The use of non-motorized vehicles is not allowed in any campus building including any Housing and Residential Life building. If roommates agree, certain non-motorized vehicles, as outlined in the Resident Guide to Rights and Responsibilities, may be stored in a room or apartment.
The Bike Cave
The Bike Cave is the university-owned bike shop and workspace. It is located in Room 100, Colorado Building on Pleasant Street. Email firstname.lastname@example.org for more information. The Bike Cave has self-serve work stations and tools, parts and trained mechanics to help students maintain or repair their bikes. The Cave offer parts, safety accessories, affordable bikes and services for sale.
Transportation Services is located in 228 Commons Hall; more information is available at the Transportation Services website or by calling 512.245.5555.
The Bobcat Shuttle is a bus service operated for all Texas State students, faculty, staff and the general public. The system is in operation during class days.
How to Ride the Bus
- Check the map or the Texas State app to find the stop closest to you.
- Make sure to be at the bus stop before the bus gets there. Use the Doublemap Real-Time GPS Tracking on the TXST Smartphone App to help plan your trip.
- When the bus arrives, check the route name and number on the bus to make sure it’s the bus you want. Not sure? Ask the driver; they are happy to help.
- Let people off the bus before you get on the bus.
- Get on! You do not need to show your TXST ID or pay a fare.
- When your stop is about a block away, pull the hanging cord to let the driver know that you want the bus to stop.
- When the bus stops, check where you were sitting to make sure you left nothing behind. Be sure to watch your step as you get off the bus.
The Bobcat Shuttle office is located in 228 Commons Hall; more information is available at the Bobcat Shuttle website or by calling 512.245.5555.
University Logos and Symbols
The university prohibits others from using its registered logos and symbols without its written consent. Although recognized student organizations are eligible to use these symbols, they must first obtain written permission from either the university’s Department of Athletics or the Office of University Marketing. The Director of Athletics or the Director of University Marketing will consider requests to use these symbols. UPPS 01.04.10 (Registration, Control, and Marketing University Symbols) contains a more detailed statement of the university’s policies. The university does not permit student organizations to alter any of its registered symbols.
Campus organizations may not use university symbols in connection with political or commercial activities that would imply university ownership or endorsement.
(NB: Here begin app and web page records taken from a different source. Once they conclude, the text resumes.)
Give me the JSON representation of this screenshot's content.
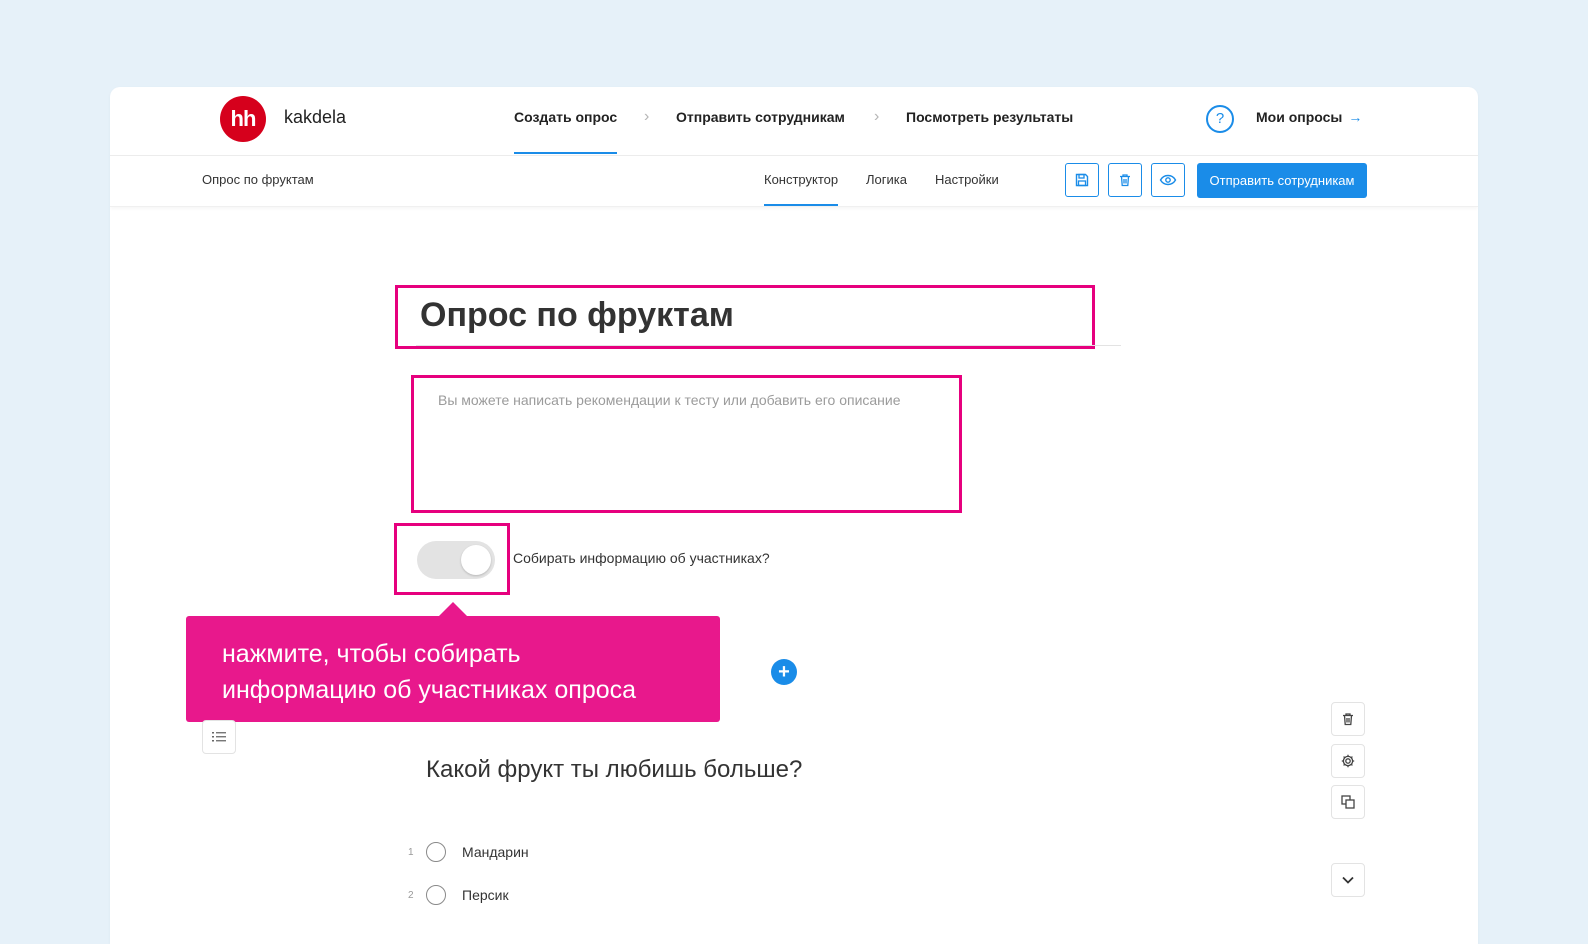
{
  "brand": {
    "logo_text": "hh",
    "name": "kakdela"
  },
  "steps": [
    {
      "label": "Создать опрос",
      "active": true
    },
    {
      "label": "Отправить сотрудникам",
      "active": false
    },
    {
      "label": "Посмотреть результаты",
      "active": false
    }
  ],
  "step_separator": "›",
  "help_label": "?",
  "my_surveys": {
    "label": "Мои опросы",
    "arrow": "→"
  },
  "subnav": {
    "survey_name": "Опрос по фруктам",
    "tabs": [
      "Конструктор",
      "Логика",
      "Настройки"
    ],
    "active_tab": "Конструктор",
    "send_button": "Отправить сотрудникам"
  },
  "editor": {
    "title": "Опрос по фруктам",
    "description_placeholder": "Вы можете написать рекомендации к тесту или добавить его описание",
    "collect_info_label": "Собирать информацию об участниках?",
    "collect_info_enabled": false
  },
  "callout": {
    "line1": "нажмите, чтобы собирать",
    "line2": "информацию об участниках опроса"
  },
  "add_icon": "+",
  "question": {
    "text": "Какой фрукт ты любишь больше?",
    "options": [
      {
        "num": "1",
        "label": "Мандарин"
      },
      {
        "num": "2",
        "label": "Персик"
      }
    ]
  },
  "colors": {
    "accent": "#1a8ce8",
    "highlight": "#e6007e",
    "callout": "#e8188c",
    "logo": "#d6001c",
    "background": "#e6f1f9"
  },
  "icons": {
    "toolbar": [
      "save-icon",
      "trash-icon",
      "eye-icon"
    ],
    "side": [
      "trash-icon",
      "gear-icon",
      "duplicate-icon",
      "chevron-down-icon"
    ]
  }
}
The Director of Athletics or the Director of University Marketing may waive the payment of royalty fees in certain circumstances.